▶ **SOURCE MATERIAL**:
◇ ◇ ◇ ◇ ◇
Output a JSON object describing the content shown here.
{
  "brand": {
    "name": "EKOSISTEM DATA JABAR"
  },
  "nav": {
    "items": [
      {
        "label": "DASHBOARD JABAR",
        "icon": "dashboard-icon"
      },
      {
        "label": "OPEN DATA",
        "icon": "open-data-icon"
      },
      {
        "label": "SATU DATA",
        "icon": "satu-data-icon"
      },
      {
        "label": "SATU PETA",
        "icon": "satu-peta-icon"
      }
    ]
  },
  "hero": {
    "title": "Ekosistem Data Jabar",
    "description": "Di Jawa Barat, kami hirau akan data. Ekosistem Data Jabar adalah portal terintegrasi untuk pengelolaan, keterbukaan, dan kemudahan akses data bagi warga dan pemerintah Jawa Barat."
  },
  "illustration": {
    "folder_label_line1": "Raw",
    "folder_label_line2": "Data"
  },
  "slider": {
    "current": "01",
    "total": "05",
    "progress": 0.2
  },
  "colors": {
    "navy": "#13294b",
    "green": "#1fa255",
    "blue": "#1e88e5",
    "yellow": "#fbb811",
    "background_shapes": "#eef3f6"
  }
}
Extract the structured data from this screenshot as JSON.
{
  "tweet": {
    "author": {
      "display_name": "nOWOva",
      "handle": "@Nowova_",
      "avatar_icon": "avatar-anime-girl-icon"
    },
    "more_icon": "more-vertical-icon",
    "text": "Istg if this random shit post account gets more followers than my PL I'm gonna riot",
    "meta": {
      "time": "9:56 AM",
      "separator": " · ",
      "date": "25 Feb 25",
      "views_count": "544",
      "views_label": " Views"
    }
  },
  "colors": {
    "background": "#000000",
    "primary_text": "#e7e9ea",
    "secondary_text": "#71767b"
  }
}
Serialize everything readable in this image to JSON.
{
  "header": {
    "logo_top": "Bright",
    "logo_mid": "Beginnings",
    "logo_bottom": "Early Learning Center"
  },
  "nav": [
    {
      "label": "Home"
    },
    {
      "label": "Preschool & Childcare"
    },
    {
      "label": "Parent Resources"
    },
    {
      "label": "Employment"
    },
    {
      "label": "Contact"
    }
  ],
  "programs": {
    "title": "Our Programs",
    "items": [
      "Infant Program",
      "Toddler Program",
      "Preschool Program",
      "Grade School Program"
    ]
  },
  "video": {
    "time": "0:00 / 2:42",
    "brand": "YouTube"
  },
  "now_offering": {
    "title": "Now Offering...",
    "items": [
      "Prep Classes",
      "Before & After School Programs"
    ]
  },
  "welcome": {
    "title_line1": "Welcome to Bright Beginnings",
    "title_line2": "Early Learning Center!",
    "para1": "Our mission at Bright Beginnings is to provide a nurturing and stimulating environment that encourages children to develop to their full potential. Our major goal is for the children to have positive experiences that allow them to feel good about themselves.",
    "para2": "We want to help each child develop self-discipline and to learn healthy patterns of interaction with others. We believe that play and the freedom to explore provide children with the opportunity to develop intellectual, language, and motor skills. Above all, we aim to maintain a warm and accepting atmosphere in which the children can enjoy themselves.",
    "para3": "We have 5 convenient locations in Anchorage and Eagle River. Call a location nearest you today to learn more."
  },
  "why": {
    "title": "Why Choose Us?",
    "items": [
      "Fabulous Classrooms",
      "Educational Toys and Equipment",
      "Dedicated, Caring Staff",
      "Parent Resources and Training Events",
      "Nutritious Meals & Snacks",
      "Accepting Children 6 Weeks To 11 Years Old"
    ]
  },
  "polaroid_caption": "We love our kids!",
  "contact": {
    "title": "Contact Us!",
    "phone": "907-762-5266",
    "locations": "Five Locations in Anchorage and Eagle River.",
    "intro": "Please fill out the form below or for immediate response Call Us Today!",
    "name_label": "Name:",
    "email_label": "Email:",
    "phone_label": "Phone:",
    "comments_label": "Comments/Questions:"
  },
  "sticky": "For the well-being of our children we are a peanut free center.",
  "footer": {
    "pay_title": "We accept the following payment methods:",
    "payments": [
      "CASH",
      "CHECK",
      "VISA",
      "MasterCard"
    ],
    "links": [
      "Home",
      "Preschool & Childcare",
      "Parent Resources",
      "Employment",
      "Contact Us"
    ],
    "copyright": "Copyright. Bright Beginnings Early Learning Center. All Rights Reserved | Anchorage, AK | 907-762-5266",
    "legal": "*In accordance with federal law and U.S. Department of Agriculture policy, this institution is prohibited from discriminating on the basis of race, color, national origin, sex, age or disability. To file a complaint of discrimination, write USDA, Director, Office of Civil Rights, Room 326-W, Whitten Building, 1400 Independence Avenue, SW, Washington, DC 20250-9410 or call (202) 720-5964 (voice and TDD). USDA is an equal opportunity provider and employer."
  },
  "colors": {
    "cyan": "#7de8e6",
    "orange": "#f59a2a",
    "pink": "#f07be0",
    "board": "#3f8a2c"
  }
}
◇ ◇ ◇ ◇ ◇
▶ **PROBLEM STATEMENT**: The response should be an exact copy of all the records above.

▶ **EXPECTED OUTPUT**:
Output a JSON object describing the content shown here.
{
  "brand": {
    "name": "EKOSISTEM DATA JABAR"
  },
  "nav": {
    "items": [
      {
        "label": "DASHBOARD JABAR",
        "icon": "dashboard-icon"
      },
      {
        "label": "OPEN DATA",
        "icon": "open-data-icon"
      },
      {
        "label": "SATU DATA",
        "icon": "satu-data-icon"
      },
      {
        "label": "SATU PETA",
        "icon": "satu-peta-icon"
      }
    ]
  },
  "hero": {
    "title": "Ekosistem Data Jabar",
    "description": "Di Jawa Barat, kami hirau akan data. Ekosistem Data Jabar adalah portal terintegrasi untuk pengelolaan, keterbukaan, dan kemudahan akses data bagi warga dan pemerintah Jawa Barat."
  },
  "illustration": {
    "folder_label_line1": "Raw",
    "folder_label_line2": "Data"
  },
  "slider": {
    "current": "01",
    "total": "05",
    "progress": 0.2
  },
  "colors": {
    "navy": "#13294b",
    "green": "#1fa255",
    "blue": "#1e88e5",
    "yellow": "#fbb811",
    "background_shapes": "#eef3f6"
  }
}
Extract the structured data from this screenshot as JSON.
{
  "tweet": {
    "author": {
      "display_name": "nOWOva",
      "handle": "@Nowova_",
      "avatar_icon": "avatar-anime-girl-icon"
    },
    "more_icon": "more-vertical-icon",
    "text": "Istg if this random shit post account gets more followers than my PL I'm gonna riot",
    "meta": {
      "time": "9:56 AM",
      "separator": " · ",
      "date": "25 Feb 25",
      "views_count": "544",
      "views_label": " Views"
    }
  },
  "colors": {
    "background": "#000000",
    "primary_text": "#e7e9ea",
    "secondary_text": "#71767b"
  }
}
Serialize everything readable in this image to JSON.
{
  "header": {
    "logo_top": "Bright",
    "logo_mid": "Beginnings",
    "logo_bottom": "Early Learning Center"
  },
  "nav": [
    {
      "label": "Home"
    },
    {
      "label": "Preschool & Childcare"
    },
    {
      "label": "Parent Resources"
    },
    {
      "label": "Employment"
    },
    {
      "label": "Contact"
    }
  ],
  "programs": {
    "title": "Our Programs",
    "items": [
      "Infant Program",
      "Toddler Program",
      "Preschool Program",
      "Grade School Program"
    ]
  },
  "video": {
    "time": "0:00 / 2:42",
    "brand": "YouTube"
  },
  "now_offering": {
    "title": "Now Offering...",
    "items": [
      "Prep Classes",
      "Before & After School Programs"
    ]
  },
  "welcome": {
    "title_line1": "Welcome to Bright Beginnings",
    "title_line2": "Early Learning Center!",
    "para1": "Our mission at Bright Beginnings is to provide a nurturing and stimulating environment that encourages children to develop to their full potential. Our major goal is for the children to have positive experiences that allow them to feel good about themselves.",
    "para2": "We want to help each child develop self-discipline and to learn healthy patterns of interaction with others. We believe that play and the freedom to explore provide children with the opportunity to develop intellectual, language, and motor skills. Above all, we aim to maintain a warm and accepting atmosphere in which the children can enjoy themselves.",
    "para3": "We have 5 convenient locations in Anchorage and Eagle River. Call a location nearest you today to learn more."
  },
  "why": {
    "title": "Why Choose Us?",
    "items": [
      "Fabulous Classrooms",
      "Educational Toys and Equipment",
      "Dedicated, Caring Staff",
      "Parent Resources and Training Events",
      "Nutritious Meals & Snacks",
      "Accepting Children 6 Weeks To 11 Years Old"
    ]
  },
  "polaroid_caption": "We love our kids!",
  "contact": {
    "title": "Contact Us!",
    "phone": "907-762-5266",
    "locations": "Five Locations in Anchorage and Eagle River.",
    "intro": "Please fill out the form below or for immediate response Call Us Today!",
    "name_label": "Name:",
    "email_label": "Email:",
    "phone_label": "Phone:",
    "comments_label": "Comments/Questions:"
  },
  "sticky": "For the well-being of our children we are a peanut free center.",
  "footer": {
    "pay_title": "We accept the following payment methods:",
    "payments": [
      "CASH",
      "CHECK",
      "VISA",
      "MasterCard"
    ],
    "links": [
      "Home",
      "Preschool & Childcare",
      "Parent Resources",
      "Employment",
      "Contact Us"
    ],
    "copyright": "Copyright. Bright Beginnings Early Learning Center. All Rights Reserved | Anchorage, AK | 907-762-5266",
    "legal": "*In accordance with federal law and U.S. Department of Agriculture policy, this institution is prohibited from discriminating on the basis of race, color, national origin, sex, age or disability. To file a complaint of discrimination, write USDA, Director, Office of Civil Rights, Room 326-W, Whitten Building, 1400 Independence Avenue, SW, Washington, DC 20250-9410 or call (202) 720-5964 (voice and TDD). USDA is an equal opportunity provider and employer."
  },
  "colors": {
    "cyan": "#7de8e6",
    "orange": "#f59a2a",
    "pink": "#f07be0",
    "board": "#3f8a2c"
  }
}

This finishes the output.